Lines before the one containing "Transcribe this image's" are left out; return that line and every line after it exactly, through the end of the data below.
····················
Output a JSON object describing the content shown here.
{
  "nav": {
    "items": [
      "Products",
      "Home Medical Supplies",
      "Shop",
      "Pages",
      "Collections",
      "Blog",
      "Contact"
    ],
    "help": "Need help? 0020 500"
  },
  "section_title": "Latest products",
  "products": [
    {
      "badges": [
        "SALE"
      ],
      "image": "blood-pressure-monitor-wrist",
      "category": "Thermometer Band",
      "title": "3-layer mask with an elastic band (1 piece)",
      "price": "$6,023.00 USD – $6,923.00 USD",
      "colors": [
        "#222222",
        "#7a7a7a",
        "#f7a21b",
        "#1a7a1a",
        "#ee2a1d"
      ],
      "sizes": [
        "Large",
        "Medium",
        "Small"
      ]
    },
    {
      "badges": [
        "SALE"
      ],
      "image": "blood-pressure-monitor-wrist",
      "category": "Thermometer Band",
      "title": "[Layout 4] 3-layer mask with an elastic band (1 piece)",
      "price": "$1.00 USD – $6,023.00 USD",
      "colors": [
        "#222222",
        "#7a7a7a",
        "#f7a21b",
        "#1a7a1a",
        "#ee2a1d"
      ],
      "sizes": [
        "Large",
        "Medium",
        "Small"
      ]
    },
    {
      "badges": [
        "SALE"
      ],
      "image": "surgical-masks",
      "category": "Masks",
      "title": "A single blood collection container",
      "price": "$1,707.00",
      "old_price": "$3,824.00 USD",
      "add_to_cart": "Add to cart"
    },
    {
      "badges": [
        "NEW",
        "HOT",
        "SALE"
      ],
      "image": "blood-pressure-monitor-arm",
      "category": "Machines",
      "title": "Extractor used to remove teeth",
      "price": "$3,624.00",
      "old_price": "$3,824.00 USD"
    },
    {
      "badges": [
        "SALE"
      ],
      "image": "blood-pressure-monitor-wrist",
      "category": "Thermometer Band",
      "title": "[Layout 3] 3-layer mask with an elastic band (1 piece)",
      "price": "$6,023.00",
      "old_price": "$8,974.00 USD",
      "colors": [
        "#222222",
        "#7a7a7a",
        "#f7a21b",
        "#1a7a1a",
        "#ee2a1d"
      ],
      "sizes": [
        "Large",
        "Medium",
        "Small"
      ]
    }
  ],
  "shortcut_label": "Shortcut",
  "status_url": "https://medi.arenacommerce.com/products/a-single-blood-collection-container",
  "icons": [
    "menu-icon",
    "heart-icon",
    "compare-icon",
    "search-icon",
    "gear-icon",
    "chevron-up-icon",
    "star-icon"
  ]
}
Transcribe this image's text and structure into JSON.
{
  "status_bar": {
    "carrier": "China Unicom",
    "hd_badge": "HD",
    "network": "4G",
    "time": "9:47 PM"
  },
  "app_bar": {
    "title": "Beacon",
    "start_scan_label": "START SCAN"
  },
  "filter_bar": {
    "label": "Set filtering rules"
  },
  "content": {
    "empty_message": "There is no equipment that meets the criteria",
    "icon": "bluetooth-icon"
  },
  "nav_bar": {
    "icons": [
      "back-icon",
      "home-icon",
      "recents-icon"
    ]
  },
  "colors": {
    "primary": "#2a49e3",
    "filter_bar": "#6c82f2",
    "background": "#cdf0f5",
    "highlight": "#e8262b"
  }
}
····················
* **Response**:
Transcribe this image's text and structure into JSON.
{
  "status_bar": {
    "carrier": "China Unicom",
    "hd_badge": "HD",
    "network": "4G",
    "time": "9:47 PM"
  },
  "app_bar": {
    "title": "Beacon",
    "start_scan_label": "START SCAN"
  },
  "filter_bar": {
    "label": "Set filtering rules"
  },
  "content": {
    "empty_message": "There is no equipment that meets the criteria",
    "icon": "bluetooth-icon"
  },
  "nav_bar": {
    "icons": [
      "back-icon",
      "home-icon",
      "recents-icon"
    ]
  },
  "colors": {
    "primary": "#2a49e3",
    "filter_bar": "#6c82f2",
    "background": "#cdf0f5",
    "highlight": "#e8262b"
  }
}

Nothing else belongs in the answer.